*Work required*
Check every line of the data below for "arrow". Copy each one that has it.

[[ Dataset entries open ]]

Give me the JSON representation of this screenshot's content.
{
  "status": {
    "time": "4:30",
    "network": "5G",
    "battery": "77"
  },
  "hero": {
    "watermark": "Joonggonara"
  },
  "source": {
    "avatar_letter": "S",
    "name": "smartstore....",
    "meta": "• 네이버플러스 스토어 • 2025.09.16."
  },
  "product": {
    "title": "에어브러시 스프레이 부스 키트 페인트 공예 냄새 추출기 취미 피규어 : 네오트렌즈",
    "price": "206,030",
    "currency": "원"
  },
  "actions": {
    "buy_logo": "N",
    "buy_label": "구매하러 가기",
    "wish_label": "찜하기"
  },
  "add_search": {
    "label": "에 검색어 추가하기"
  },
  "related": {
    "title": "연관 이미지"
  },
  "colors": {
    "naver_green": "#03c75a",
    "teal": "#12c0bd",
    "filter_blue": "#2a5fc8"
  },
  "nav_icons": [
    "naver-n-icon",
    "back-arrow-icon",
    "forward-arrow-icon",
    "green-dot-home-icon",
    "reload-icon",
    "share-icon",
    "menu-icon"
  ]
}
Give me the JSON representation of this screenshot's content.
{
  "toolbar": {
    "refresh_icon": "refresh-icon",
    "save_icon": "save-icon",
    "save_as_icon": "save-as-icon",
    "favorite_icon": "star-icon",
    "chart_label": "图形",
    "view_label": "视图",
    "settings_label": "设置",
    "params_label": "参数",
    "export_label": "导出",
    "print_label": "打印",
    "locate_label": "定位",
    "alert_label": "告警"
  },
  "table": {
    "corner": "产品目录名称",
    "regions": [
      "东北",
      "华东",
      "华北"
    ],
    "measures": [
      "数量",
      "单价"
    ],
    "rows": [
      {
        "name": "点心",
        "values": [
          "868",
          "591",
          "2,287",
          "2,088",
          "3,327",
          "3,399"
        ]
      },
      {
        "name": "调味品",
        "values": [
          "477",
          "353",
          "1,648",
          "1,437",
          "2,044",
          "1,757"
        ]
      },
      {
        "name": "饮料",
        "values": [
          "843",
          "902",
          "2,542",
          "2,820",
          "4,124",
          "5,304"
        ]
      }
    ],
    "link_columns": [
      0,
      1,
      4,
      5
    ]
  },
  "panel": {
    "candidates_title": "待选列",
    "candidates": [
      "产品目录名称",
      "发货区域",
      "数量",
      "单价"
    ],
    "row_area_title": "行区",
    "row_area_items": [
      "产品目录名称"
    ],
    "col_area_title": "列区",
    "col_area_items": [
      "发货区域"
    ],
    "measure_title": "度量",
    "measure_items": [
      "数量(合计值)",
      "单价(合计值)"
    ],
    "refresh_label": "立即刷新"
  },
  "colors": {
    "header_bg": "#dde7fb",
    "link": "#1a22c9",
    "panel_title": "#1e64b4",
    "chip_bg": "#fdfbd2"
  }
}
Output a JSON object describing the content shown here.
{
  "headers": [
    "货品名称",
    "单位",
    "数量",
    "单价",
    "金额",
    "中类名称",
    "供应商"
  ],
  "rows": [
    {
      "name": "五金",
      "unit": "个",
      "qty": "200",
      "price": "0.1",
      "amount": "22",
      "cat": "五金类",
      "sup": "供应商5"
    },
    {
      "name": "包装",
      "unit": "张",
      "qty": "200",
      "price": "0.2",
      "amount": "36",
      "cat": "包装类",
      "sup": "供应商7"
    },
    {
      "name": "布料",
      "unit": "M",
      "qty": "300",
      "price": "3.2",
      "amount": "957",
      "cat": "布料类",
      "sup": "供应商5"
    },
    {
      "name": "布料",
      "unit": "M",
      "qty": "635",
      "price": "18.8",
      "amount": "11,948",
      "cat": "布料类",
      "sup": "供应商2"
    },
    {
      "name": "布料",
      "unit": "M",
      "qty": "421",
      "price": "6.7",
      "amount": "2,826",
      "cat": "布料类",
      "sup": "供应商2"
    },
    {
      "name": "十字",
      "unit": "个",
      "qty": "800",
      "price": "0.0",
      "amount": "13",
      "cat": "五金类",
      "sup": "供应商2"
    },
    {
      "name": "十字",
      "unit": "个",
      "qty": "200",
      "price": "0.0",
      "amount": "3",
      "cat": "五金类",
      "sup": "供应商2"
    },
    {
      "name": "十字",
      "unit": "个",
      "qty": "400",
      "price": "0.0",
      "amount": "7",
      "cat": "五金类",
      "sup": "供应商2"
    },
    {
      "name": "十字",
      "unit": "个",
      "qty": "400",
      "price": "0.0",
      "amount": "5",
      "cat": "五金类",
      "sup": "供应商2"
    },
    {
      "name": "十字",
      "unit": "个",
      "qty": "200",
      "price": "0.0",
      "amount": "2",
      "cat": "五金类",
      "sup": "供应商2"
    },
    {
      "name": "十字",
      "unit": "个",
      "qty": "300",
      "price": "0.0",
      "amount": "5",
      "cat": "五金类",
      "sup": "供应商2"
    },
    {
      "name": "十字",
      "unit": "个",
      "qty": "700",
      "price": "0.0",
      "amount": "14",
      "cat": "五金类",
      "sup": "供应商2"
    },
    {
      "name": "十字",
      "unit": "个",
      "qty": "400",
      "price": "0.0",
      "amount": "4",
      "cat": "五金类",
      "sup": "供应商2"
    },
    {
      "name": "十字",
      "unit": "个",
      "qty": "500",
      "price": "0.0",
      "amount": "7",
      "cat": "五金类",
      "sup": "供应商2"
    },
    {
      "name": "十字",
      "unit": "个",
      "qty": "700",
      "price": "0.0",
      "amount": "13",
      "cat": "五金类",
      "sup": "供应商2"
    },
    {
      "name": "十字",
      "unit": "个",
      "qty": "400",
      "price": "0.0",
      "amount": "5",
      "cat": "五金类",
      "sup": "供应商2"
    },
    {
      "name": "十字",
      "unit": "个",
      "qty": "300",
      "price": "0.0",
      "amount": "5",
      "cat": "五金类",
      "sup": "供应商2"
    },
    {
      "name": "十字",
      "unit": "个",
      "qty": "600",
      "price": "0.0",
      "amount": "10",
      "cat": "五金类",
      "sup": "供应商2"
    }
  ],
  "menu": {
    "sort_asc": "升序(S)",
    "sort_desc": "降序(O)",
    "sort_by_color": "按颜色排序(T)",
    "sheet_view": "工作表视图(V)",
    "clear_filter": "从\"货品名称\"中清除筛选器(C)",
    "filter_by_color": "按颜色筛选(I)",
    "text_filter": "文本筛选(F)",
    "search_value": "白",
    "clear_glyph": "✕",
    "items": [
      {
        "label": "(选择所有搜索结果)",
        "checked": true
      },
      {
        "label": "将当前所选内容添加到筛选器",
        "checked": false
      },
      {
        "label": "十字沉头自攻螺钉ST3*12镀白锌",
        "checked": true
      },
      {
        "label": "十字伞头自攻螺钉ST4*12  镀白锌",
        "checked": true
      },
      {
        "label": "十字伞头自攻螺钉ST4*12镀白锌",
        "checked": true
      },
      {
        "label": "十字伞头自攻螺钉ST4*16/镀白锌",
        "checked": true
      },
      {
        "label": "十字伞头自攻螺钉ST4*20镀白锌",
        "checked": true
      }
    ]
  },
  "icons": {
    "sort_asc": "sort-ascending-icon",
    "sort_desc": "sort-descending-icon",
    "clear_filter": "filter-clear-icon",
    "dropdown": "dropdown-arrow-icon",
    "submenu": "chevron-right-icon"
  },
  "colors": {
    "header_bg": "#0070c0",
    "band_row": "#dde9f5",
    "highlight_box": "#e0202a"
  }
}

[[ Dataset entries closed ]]

*Problem solution*
    "back-arrow-icon",
    "forward-arrow-icon",
    "dropdown": "dropdown-arrow-icon",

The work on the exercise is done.